Nevertheless, Nato has standing forces on active duty that contribute to the alliance’s collective defence efforts permanently across Europe. But the reality of Nato is that they will not go to war for any other country less than their own. That the announcements of some material help, in money and military hardware for Kiye, and sanctions on Russia by the European and American politicians are not equivalent to standing by Ukraine against the Russian invasion. The helpless Ukrainian citizens will be laughing at the "Vodka Rebellion" at the bars and liquor stores across the US and Canada as Russian export. Never mind that they are doing this, i.e. pouring out vodka on the street, which was made in Latvia (a Nato member country), that they already spent their money on.

Yes, the level of grief shown is discernible and maybe a bit more in case this invasion was actually against a Nato member state.

Above in view, the conclusion is that this episode will fade away the trust of entire Eastern Europe in the US and Nato, and no politician in Eastern Europe will ever put himself at stake for western diplomatic adventures. Not to mention the current Ukraine President Volodymyr Zelenskyy who sold Nato membership dream to ordinary citizens taking the rhetorical pledge of Nato as substantive assurance.

Soon the world will be negotiating Russian withdrawal from Ukraine, which they will happily do after regime change, while the world will be gleefully claiming diplomatic success.
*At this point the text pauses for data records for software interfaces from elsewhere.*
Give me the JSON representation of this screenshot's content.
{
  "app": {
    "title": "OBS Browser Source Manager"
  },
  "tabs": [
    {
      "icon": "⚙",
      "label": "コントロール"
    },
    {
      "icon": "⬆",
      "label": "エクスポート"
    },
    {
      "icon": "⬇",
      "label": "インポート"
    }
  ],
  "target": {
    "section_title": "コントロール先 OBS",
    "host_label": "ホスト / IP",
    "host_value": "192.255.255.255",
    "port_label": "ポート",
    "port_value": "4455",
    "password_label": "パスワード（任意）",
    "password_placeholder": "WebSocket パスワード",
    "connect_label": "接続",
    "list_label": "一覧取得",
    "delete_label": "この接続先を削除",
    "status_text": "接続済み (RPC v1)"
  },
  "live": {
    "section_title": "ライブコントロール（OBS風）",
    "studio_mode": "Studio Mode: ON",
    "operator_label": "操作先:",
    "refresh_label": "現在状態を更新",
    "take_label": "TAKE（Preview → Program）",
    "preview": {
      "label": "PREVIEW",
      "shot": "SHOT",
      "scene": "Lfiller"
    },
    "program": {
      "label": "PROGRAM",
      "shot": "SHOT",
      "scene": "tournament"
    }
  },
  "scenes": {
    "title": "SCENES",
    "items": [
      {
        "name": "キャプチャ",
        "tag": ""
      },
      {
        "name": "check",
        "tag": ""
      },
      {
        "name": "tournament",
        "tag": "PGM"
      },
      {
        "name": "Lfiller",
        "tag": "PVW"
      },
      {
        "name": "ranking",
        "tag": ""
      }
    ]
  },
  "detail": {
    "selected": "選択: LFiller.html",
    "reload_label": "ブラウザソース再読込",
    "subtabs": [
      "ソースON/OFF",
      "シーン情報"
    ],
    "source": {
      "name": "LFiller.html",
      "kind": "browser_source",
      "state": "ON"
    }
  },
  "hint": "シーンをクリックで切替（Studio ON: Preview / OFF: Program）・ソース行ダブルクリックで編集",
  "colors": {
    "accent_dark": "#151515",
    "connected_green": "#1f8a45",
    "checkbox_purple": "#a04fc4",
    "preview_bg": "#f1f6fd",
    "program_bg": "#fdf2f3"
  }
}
The great Iqbal succinctly put for us this bitter reality: Hai Juram-e-Zaifi Ki Saza Marg-e-Mafajat.

Jan Achakzai is a geopolitical analyst and Chairman of the Institute of New Horizons (INH) & Balochistan. He tweets @Jan_Achakzai